== Segment start ==
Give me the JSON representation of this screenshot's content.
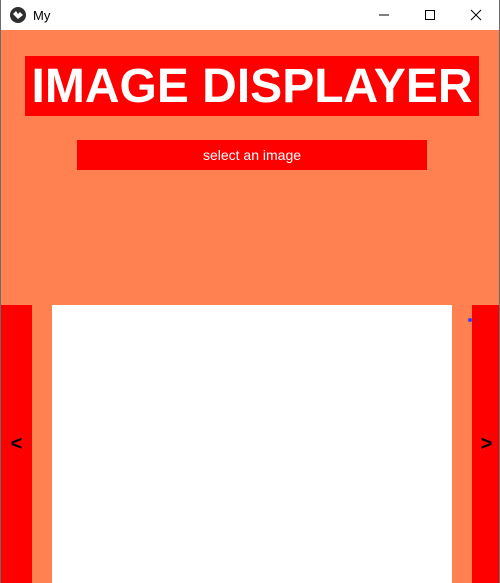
{
  "window": {
    "title": "My",
    "icons": {
      "app": "app-icon",
      "minimize": "minimize-icon",
      "maximize": "maximize-icon",
      "close": "close-icon"
    }
  },
  "app": {
    "header": "IMAGE DISPLAYER",
    "select_button_label": "select an image",
    "prev_label": "<",
    "next_label": ">"
  },
  "colors": {
    "background": "#ff8050",
    "accent": "#ff0000",
    "display": "#ffffff",
    "text_light": "#ffffff"
  }
}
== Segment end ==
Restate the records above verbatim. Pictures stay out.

• _ANSWER SECTION_:
Give me the JSON representation of this screenshot's content.
{
  "window": {
    "title": "My",
    "icons": {
      "app": "app-icon",
      "minimize": "minimize-icon",
      "maximize": "maximize-icon",
      "close": "close-icon"
    }
  },
  "app": {
    "header": "IMAGE DISPLAYER",
    "select_button_label": "select an image",
    "prev_label": "<",
    "next_label": ">"
  },
  "colors": {
    "background": "#ff8050",
    "accent": "#ff0000",
    "display": "#ffffff",
    "text_light": "#ffffff"
  }
}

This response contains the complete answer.